Elizabeth Morgan | Guyana’s faith in CARICOM
Guyana's President David Granger recently stated that his government sees Guyana's future in the Caribbean and the Caribbean's future in Guyana. On the verge of becoming an oil-producing country and seeing a turn in its economic fortunes, Guyana continues to embrace CARICOM and is reaching out to the member states as partners.
It has always been my view that within CARICOM, not enough emphasis has been placed on strengthening bilateral relations among the member states, getting to know each other, and forging a strong working relationship. Prime ministers and ministers of CARICOM member states tend mainly to meet at CARICOM events in or out of the region and to have bilateral encounters, if any, in the margins.
Guyana's embrace of CARICOM is underpinned by the fact that it was one of the founding members in 1973 and is the site of the CARICOM Secretariat. Throughout the years, Guyana has provided leadership in CARICOM on agriculture and sustainable development (e.g., low-carbon emissions), among other things. With oil, Guyana is now reaching out to strengthen intra-CARICOM bilateral relations in spite of national and regional challenges that remain.
Persons are concerned about the sustainability of the CARICOM Single Market Economy (CSME) and cite Guyana being subject to unfair trade practices and the ill-treatment of its nationals travelling to and working in other CARICOM countries. There is also a border dispute with its contiguous neighbour Suriname. Nevertheless, Guyana remains committed to and sees its future with the Caribbean. The government has signalled that the country is open to investments from within the Caribbean.
Collaboration with T&T commenced almost immediately after it was revealed that there were significant quantities of oil in Guyana. With T&T's experience in the oil industry, Guyana saw cooperation as valuable. It opened a high commission in Port-of-Spain in February 2017. This September, Guyana and T&T signed a memorandum of understanding (MOU) for collaboration in energy. It was not executed without scepticism in Guyana about T&T's motives and the terms of the MOU.

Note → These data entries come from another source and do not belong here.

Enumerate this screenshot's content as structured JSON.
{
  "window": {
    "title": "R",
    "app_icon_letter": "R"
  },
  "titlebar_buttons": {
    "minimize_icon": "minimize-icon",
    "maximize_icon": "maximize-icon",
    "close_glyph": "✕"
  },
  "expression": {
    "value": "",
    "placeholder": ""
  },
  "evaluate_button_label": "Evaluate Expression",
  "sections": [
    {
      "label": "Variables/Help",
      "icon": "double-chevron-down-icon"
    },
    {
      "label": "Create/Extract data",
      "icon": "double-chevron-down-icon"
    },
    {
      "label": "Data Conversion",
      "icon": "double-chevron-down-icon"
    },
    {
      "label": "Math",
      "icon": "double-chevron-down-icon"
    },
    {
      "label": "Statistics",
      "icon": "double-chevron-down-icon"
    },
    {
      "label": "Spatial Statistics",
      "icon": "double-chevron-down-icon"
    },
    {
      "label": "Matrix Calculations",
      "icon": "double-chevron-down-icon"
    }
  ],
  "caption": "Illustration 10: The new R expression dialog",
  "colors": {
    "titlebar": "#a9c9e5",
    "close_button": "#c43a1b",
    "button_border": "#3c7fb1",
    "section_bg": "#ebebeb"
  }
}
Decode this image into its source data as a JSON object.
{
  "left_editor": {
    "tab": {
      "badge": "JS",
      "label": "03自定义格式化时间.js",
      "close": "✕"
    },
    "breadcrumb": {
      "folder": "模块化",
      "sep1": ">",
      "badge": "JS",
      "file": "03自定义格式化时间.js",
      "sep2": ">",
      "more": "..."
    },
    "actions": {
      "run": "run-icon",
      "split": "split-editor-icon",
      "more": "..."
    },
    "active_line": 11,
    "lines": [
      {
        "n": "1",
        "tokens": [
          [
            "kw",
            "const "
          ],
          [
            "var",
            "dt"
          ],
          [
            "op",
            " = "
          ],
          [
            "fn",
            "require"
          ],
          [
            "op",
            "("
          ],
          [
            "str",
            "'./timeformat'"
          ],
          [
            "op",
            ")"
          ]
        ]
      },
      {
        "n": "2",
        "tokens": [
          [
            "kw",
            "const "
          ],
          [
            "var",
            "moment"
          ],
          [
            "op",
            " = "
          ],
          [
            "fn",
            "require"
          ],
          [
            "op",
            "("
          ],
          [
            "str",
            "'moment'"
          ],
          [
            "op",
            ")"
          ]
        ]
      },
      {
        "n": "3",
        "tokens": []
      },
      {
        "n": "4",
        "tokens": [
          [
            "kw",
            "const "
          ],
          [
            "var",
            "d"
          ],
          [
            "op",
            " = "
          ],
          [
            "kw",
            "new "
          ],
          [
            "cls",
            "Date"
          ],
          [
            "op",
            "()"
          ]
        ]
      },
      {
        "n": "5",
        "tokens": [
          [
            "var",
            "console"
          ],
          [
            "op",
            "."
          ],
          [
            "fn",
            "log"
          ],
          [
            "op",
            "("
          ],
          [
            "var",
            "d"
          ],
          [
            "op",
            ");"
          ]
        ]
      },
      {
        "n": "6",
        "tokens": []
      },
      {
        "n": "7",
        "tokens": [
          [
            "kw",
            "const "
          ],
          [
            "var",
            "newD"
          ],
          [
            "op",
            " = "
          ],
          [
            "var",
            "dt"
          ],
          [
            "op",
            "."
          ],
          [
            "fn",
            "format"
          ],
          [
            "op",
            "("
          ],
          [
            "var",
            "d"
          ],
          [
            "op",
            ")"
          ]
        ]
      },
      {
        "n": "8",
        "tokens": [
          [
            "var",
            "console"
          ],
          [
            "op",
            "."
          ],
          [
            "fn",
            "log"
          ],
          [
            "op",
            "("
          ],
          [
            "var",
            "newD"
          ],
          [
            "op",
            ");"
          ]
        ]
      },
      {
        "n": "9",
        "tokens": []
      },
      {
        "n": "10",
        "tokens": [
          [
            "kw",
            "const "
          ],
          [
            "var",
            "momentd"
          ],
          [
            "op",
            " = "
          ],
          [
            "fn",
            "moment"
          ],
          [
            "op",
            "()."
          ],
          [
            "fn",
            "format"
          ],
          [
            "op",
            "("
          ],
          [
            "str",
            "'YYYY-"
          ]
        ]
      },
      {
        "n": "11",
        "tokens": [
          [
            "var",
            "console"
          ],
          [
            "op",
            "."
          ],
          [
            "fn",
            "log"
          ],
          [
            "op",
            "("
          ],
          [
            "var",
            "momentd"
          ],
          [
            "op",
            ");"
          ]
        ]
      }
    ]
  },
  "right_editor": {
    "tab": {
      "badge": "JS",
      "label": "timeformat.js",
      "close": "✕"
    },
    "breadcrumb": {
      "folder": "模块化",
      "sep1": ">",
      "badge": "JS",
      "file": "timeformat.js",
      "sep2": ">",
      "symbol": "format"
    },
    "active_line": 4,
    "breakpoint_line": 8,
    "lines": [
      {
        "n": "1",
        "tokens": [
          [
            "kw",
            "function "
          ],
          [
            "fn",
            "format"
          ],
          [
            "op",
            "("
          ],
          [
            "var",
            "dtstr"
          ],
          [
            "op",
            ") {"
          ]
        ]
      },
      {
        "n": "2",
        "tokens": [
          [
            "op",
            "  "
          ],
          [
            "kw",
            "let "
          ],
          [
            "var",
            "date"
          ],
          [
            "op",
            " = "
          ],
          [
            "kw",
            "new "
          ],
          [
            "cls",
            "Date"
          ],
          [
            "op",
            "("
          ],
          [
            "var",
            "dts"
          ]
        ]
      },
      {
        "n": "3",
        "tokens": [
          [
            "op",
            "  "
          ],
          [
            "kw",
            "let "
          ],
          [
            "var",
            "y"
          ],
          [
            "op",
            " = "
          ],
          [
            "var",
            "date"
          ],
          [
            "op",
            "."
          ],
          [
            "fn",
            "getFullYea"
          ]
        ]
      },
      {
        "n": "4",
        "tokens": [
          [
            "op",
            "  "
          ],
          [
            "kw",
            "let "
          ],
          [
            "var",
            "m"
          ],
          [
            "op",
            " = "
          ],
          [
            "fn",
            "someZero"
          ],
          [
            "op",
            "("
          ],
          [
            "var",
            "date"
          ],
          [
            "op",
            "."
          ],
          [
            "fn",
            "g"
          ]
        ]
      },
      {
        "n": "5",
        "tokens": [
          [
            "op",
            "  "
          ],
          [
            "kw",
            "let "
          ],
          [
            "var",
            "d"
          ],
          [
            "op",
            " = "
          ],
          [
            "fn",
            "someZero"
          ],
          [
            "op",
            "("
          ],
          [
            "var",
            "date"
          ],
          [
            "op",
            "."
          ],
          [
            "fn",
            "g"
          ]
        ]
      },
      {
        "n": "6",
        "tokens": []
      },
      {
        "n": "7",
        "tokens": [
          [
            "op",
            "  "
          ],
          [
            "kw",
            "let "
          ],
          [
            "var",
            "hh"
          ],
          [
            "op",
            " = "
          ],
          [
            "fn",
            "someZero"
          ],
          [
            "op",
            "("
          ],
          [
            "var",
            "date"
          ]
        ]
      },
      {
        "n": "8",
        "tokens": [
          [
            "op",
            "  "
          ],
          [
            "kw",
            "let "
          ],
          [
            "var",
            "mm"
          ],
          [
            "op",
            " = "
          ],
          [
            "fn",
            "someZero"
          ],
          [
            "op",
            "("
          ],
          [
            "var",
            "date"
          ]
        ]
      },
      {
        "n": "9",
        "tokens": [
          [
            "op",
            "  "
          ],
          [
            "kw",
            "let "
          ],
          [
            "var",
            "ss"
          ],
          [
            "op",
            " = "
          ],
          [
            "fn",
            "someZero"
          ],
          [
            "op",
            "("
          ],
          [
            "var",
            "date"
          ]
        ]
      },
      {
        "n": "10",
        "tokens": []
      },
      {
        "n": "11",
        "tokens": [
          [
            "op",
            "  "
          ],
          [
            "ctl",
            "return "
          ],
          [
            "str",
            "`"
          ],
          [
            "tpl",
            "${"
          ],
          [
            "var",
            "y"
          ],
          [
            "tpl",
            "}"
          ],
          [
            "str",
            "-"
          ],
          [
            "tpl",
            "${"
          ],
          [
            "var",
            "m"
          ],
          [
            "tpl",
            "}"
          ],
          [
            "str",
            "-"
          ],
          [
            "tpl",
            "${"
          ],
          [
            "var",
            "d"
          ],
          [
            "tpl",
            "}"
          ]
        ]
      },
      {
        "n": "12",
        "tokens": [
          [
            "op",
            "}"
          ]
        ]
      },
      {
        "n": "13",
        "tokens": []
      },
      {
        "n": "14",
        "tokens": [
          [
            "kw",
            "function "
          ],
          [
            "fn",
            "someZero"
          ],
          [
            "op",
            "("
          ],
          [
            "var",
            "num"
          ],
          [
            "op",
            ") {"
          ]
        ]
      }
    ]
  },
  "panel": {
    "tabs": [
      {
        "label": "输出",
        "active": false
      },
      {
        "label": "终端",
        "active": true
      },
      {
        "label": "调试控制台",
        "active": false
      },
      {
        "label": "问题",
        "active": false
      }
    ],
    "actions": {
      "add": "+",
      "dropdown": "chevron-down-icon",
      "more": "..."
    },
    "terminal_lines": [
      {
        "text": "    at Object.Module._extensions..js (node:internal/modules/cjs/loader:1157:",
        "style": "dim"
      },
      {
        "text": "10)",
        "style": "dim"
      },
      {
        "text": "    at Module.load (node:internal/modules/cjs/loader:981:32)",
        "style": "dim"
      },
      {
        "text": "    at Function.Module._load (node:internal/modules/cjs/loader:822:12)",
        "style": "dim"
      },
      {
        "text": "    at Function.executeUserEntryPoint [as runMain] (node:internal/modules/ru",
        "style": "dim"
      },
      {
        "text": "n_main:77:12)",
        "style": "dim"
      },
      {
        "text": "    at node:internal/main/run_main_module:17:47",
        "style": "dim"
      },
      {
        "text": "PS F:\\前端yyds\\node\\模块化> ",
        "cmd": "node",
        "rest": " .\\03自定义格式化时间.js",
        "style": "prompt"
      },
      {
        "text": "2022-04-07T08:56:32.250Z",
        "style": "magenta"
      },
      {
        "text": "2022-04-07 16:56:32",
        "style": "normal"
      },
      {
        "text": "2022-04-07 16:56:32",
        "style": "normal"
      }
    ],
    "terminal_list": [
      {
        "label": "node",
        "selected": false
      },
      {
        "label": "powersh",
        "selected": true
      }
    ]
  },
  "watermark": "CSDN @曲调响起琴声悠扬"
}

Shortly thereafter, it was announced that Guyana would enter into a cooperation agreement with Barbados resulting from discussions held there during the recent meeting of the CARICOM Prime Ministerial Sub-Committee on the CSME. The editorial in the Barbados Advocate newspaper of September 24 states, "... Barbados must take fresh guard. Guyana, therefore, is one opportunity that Barbados must pursue, given the potential there."
In July, at the CARICOM Heads of Government Conference in Montego Bay, Jamaica's Prime Minister Andrew Holness had a bilateral meeting with Guyana's president, and both agreed to strengthen cooperation. From 2015, with visits to Georgetown, there was talk of advancing cooperation between the two countries.
In July 2016, Guyana and Belize signed an agreement to deepen commercial, economic, technical and cultural cooperation. In December 2016, Guyana and Suriname had agreed to strengthen cooperation and to revive their Cooperation Council. The reconstituted council met in February 2017.
In an uncertain global trade environment of protectionism, rising nationalism, Brexit and other things, Guyana is of the view that CARICOM, with the CSME, coupled with its oil resources, can be a vehicle to advance regional development.
In this regard, CARICOM needs to look very seriously at its development prospects and existing plans. Prime Minister Mia Mottley of Barbados seems genuinely committed to moving the CSME forward. A conference of CARICOM heads is to be held in Port-of-Spain, December 3-4, to continue the focus on implementation of the CSME.
Guyana is actively inviting the Caribbean's partnership. Let us hope that this outreach is a development opportunity that Caribbean governments and their private sectors will grasp. It should not be proven, down the road, that this Guyanese administration's faith in CARICOM collaboration was misplaced.
- Elizabeth Morgan is an international trade policy specialist. Email feedback to firstname.lastname@example.org.